_MATERIALS PROVIDED_
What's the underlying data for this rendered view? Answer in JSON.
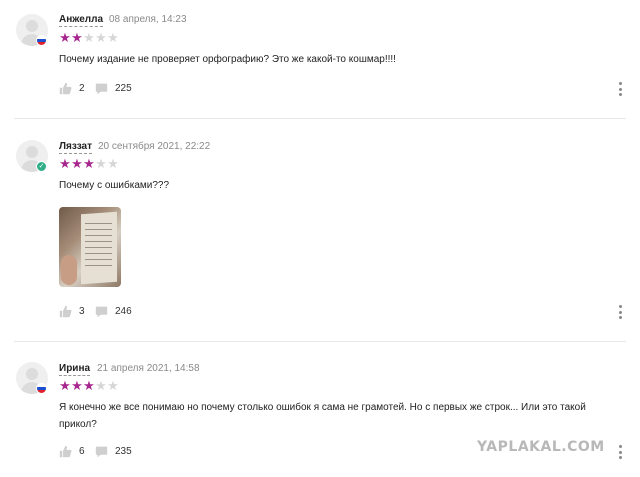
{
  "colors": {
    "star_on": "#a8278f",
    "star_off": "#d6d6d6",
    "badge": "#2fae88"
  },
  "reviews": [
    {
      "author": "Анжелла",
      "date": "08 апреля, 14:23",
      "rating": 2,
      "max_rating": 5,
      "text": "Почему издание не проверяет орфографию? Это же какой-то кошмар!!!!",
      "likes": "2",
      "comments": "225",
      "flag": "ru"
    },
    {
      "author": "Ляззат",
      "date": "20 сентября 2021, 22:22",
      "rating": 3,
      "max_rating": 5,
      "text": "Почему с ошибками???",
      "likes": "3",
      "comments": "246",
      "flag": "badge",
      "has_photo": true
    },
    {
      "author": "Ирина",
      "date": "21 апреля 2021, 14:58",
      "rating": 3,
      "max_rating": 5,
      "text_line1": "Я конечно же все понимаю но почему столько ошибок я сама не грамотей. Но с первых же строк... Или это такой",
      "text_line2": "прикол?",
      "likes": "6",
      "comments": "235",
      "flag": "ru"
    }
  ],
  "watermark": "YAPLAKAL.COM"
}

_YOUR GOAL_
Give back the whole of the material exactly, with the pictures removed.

_WORKED SOLUTION_
What's the underlying data for this rendered view? Answer in JSON.
{
  "colors": {
    "star_on": "#a8278f",
    "star_off": "#d6d6d6",
    "badge": "#2fae88"
  },
  "reviews": [
    {
      "author": "Анжелла",
      "date": "08 апреля, 14:23",
      "rating": 2,
      "max_rating": 5,
      "text": "Почему издание не проверяет орфографию? Это же какой-то кошмар!!!!",
      "likes": "2",
      "comments": "225",
      "flag": "ru"
    },
    {
      "author": "Ляззат",
      "date": "20 сентября 2021, 22:22",
      "rating": 3,
      "max_rating": 5,
      "text": "Почему с ошибками???",
      "likes": "3",
      "comments": "246",
      "flag": "badge",
      "has_photo": true
    },
    {
      "author": "Ирина",
      "date": "21 апреля 2021, 14:58",
      "rating": 3,
      "max_rating": 5,
      "text_line1": "Я конечно же все понимаю но почему столько ошибок я сама не грамотей. Но с первых же строк... Или это такой",
      "text_line2": "прикол?",
      "likes": "6",
      "comments": "235",
      "flag": "ru"
    }
  ],
  "watermark": "YAPLAKAL.COM"
}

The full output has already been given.